WHAT YOU NEED TO DO
A faithful copy of every entry is the goal; keep the images out of it.

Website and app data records
'''
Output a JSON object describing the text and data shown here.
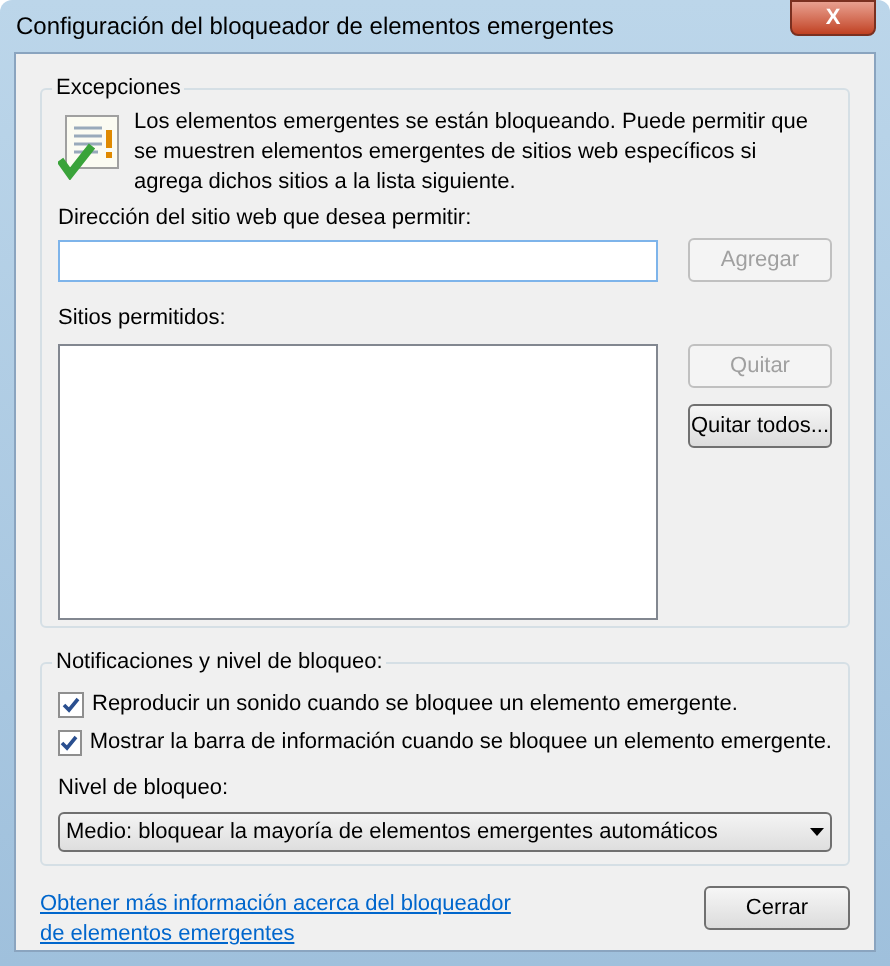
{
  "window": {
    "title": "Configuración del bloqueador de elementos emergentes",
    "close_label": "X"
  },
  "exceptions": {
    "title": "Excepciones",
    "message": "Los elementos emergentes se están bloqueando. Puede permitir que se muestren elementos emergentes de sitios web específicos si agrega dichos sitios a la lista siguiente.",
    "address_label": "Dirección del sitio web que desea permitir:",
    "address_focused": true,
    "add_button": {
      "label": "Agregar",
      "disabled": true
    },
    "allowed_label": "Sitios permitidos:",
    "buttons": [
      {
        "label": "Quitar",
        "disabled": true
      },
      {
        "label": "Quitar todos...",
        "disabled": false
      }
    ]
  },
  "notifications": {
    "title": "Notificaciones y nivel de bloqueo:",
    "options": [
      {
        "label": "Reproducir un sonido cuando se bloquee un elemento emergente.",
        "checked": true
      },
      {
        "label": "Mostrar la barra de información cuando se bloquee un elemento emergente.",
        "checked": true
      }
    ],
    "level_label": "Nivel de bloqueo:",
    "level_value": "Medio: bloquear la mayoría de elementos emergentes automáticos"
  },
  "help_link": "Obtener más información acerca del bloqueador de elementos emergentes",
  "close_button": "Cerrar"
}
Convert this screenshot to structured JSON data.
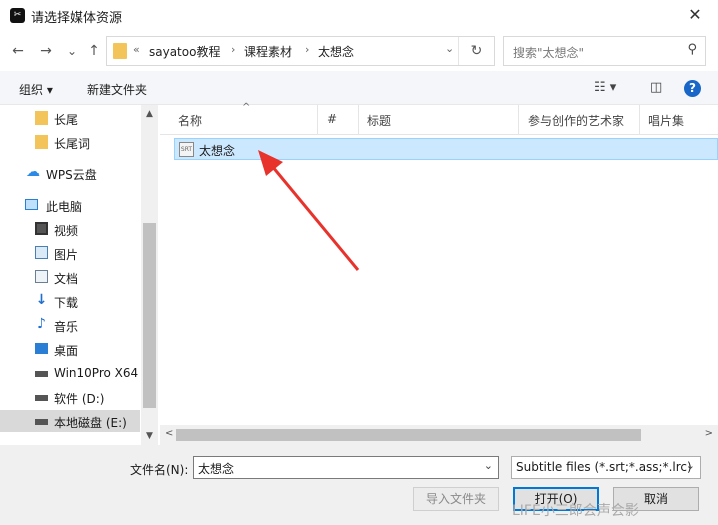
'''
SOLUTION TO THE EXERCISE
Output a JSON object describing the text and data shown here.
{
  "window": {
    "title": "Configuración del bloqueador de elementos emergentes",
    "close_label": "X"
  },
  "exceptions": {
    "title": "Excepciones",
    "message": "Los elementos emergentes se están bloqueando. Puede permitir que se muestren elementos emergentes de sitios web específicos si agrega dichos sitios a la lista siguiente.",
    "address_label": "Dirección del sitio web que desea permitir:",
    "address_focused": true,
    "add_button": {
      "label": "Agregar",
      "disabled": true
    },
    "allowed_label": "Sitios permitidos:",
    "buttons": [
      {
        "label": "Quitar",
        "disabled": true
      },
      {
        "label": "Quitar todos...",
        "disabled": false
      }
    ]
  },
  "notifications": {
    "title": "Notificaciones y nivel de bloqueo:",
    "options": [
      {
        "label": "Reproducir un sonido cuando se bloquee un elemento emergente.",
        "checked": true
      },
      {
        "label": "Mostrar la barra de información cuando se bloquee un elemento emergente.",
        "checked": true
      }
    ],
    "level_label": "Nivel de bloqueo:",
    "level_value": "Medio: bloquear la mayoría de elementos emergentes automáticos"
  },
  "help_link": "Obtener más información acerca del bloqueador de elementos emergentes",
  "close_button": "Cerrar"
}
Convert this screenshot to structured JSON data.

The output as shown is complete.